Ms. Carr took her Lincoln Hall gym classes bowling at Gabby Hartnett on more than one occasion (thanks, Joan!). Does anyone remember what Ms. Carr was infamous for doing? She threatened to rub gum in anyone’s hair who was found chewing in class, I assume due to the potential choking hazard. Lest anyone was fooled by her angelic face, one day she followed up on her threat and did this to a friend of mine in front of the entire class. If a teacher tried pulling this today, she would not only be fired, but would also likely be sued. But I digress – back to Gabby Hartnett. I was not a good bowler, but I sure had a great time at the 8th grade bowling party thrown by Patty Rosen and Andrea Linn.
Bud Shaibly Bowl was an old-fashioned alley on the second floor of the same building housing Crawford Department Store – on Devon between Western and California. There is something really cool about bowling alleys on upper floors of buildings. It must have been the summer after my first year at RISD when I briefly dated an older guy from West Rogers Park. He was a serious bowler who bowled in several leagues and attended professional tournaments as a spectator.
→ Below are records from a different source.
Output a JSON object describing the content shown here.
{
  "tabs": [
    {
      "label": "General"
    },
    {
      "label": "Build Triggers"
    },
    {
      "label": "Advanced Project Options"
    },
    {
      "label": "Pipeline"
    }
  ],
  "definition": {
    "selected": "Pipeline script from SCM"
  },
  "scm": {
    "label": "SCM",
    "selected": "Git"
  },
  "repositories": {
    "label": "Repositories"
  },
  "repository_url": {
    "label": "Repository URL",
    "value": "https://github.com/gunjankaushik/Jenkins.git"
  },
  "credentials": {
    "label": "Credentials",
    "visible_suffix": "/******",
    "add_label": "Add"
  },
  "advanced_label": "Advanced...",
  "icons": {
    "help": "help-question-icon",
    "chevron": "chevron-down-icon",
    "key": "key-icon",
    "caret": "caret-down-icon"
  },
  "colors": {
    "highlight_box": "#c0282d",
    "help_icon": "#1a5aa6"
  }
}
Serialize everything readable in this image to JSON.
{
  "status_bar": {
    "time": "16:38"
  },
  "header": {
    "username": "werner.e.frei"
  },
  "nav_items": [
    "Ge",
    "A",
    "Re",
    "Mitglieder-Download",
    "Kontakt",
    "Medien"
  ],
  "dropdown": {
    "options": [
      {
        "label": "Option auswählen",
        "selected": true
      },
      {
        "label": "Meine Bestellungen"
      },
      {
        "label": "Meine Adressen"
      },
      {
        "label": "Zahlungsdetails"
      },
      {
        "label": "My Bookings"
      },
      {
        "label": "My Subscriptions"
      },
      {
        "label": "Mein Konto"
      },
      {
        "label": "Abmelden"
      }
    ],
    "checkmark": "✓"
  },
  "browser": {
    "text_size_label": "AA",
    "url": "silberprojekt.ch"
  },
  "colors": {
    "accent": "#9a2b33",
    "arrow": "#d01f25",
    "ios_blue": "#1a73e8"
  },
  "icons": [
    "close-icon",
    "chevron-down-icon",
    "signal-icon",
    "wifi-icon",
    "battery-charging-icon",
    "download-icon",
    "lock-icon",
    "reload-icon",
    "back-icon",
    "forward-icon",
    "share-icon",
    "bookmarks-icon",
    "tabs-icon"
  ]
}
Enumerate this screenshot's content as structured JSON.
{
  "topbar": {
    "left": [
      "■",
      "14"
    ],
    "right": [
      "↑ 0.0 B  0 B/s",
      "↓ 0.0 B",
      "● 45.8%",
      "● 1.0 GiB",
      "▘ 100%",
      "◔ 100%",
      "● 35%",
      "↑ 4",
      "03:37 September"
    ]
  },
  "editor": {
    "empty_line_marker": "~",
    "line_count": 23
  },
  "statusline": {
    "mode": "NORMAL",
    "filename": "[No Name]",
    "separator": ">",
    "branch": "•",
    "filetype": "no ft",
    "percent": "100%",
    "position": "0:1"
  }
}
He actually taught me a few skills and I remember getting three strikes in one game, yet I think my best score was only 129! Of course that beats the 88 I bowled in gym class.
Monty Levenson’s Pro Shop was located at 3372 Devon. I remember my mom taking my grandfather there to hit golf balls when my grandparents were visiting from Florida – likely around 1974. Those were the days before mammoth golf shops existed – ironically one of these mammoth stores recently declared bankruptcy. Monty Levenson Golf has a website, but no brick and mortar store and now specializes in customized golf products – like balls imprinted with company names.
My favorite childhood coin shop is still in business after 61 years! In 1955, Archie’s opened at 5516 Devon in Edgebrook. I had a brief obsession collecting coins inspired by my Uncle Jack who had a coin collection worth more than $1 million. When I lost interest in that, I rode my bike to Archie’s to buy antique postcards, which I still have after all these years – a collection that now includes flea market and antique store finds from all over the U.S. and Europe. Another coin shop called King Coin (thanks, Doug!) was on Touhy just east of Cicero. One of the gentlemen who worked there (owner?) was sweet, but the other one was nasty so I never set foot in there again after a bad experience.
Just north of Lincolnwood in Skokie, Sunset Drive-In opened in 1955 and closed in 1977. It was a typical drive-in with a concession stand and playground beneath the screen. Located just north of Touhy and south of the Metropolitan Sanitary District of Greater Chicago water filtration plant – you could always smell the distinctive fumes of sewage driving by. I remember going there at least once with my entire family, but never went there on a date or with friends.
Anyone remember Marine World on Devon … or the business directly across from it – Turner North Men’s Clothing? Marine World was in business from 1968 to 1998. Thanks to owner Don Sporleder for scanning and sending me snapshots from the opening on Saturday, October 12, 1968. Don mentioned he still operates on a smaller scale, servicing aquariums in people’s houses.
Reader’s Picks: Several people mentioned Devlin Bowl, which was apparently at Devon and Lincoln, behind the bank (First National Bank of Lincolnwood?) Another reader mentioned several Rogers Park businesses – Libby and General camera stores on Devon and Hobby Models on the northeast corner of Devon and Western.